Every now and then I will come upon phrases that sound just like something my folks used to say. I bet you do that, too. I don’t know why some things we heard we use easily, some things we never say again, and some things we say, but with the words, “As Mom used to say …” I remember Gram doing the same – “As Dad always said …” Maybe something seems really out of date. Or maybe it is so like a particular person, it’s almost like plagiarism to claim it for our own.

Families have their own traditions and sayings, and sometimes I have no idea if other people around say them, too. A few years back I tried to trace the origin of “had the radish,” getting practically nowhere. Dad said he didn’t hear it when he was a kid nor in the army. Most people knew what it meant, but no one remembered where they first heard it or used it. And unlike “Hold your horses” or “Bought the farm,” it didn’t appear to have any allusion to a real-life usage. Anyway, here are a few things I remember that no one seems to say any more, but were useful at the time.

“Bless your/his/her little pink ears.” That was my mother – I have never heard anyone else use this phrase. It’s a little hard to describe – it meant roughly the same as “She means well, but…” But not quite. It meant she had doubts as to your/his/her actions, but not enough to call you/him/her on it. It reminded my of bunny rabbits with pink ears, and had totally faded from memory until it popped up in my head the other day as the totally appropriate response to something. I can’t remember what the something was because I became bemused and amused at how the phrase just came tumbling out at the right time with all its attachments to Mom and the past. I said it, but with the words, “As my mother used to say” accompanying it.
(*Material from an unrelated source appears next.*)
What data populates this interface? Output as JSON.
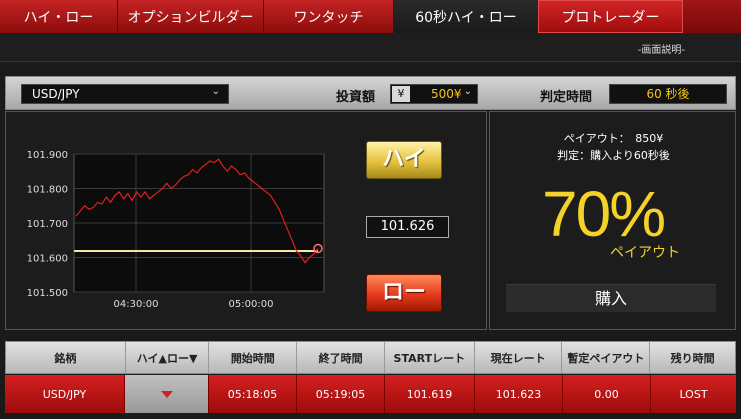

“Heavens to Betsy!” my Gram said, along with “Gracious!” One of my girls transposed these to “Gracious to Heavens,” and we all knew where she got it. I don’t know what I say in the circumstances of surprise and fun when in mixed age company– “Oh my goodness,” maybe, but never “Heavens to Betsy.” Mom didn’t say that either – totally a Grammy exclamation. (As to mixed age company, one of my kids was ejected from a room at a party while the adult guys were telling off-color jokes. “I don’t know why,” she lamented. “I know all the words.” Okay, then).

“Let’s not and say we did,” Mom would say when faced with a plan she thought iffy. I wondered if that meant she advocated lying, but never asked. “Oh, dear, bread and beer, If I were home, I wouldn’t be here,” Gram said (although usually at home) when tired of whatever was going on. She may or may not have attributed that to her father. She adored her father, but I suspect his language was not exactly refined. She kept most of his utterances to herself, but would quote him on such things as being “Slipperier than snot on a brass doorknob.” Mom, when she wanted us to get a move on, would say, “Rustle your bustle!” We rustled.

Last week while attempting a tune, I suddenly recalled Gram saying, “Whistling girls and crowing hens Will always come to some bad ends,” with a laugh. “That’s what my mother used to say!” I’m guessing she hadn’t thought of that in years – then I started whistling, and snap! There it was, fully feathered, probably with an image of the exact time her mother said it.

I wonder what I say that will come down to the kids with, “As my mother used to say …” Maybe I should ask …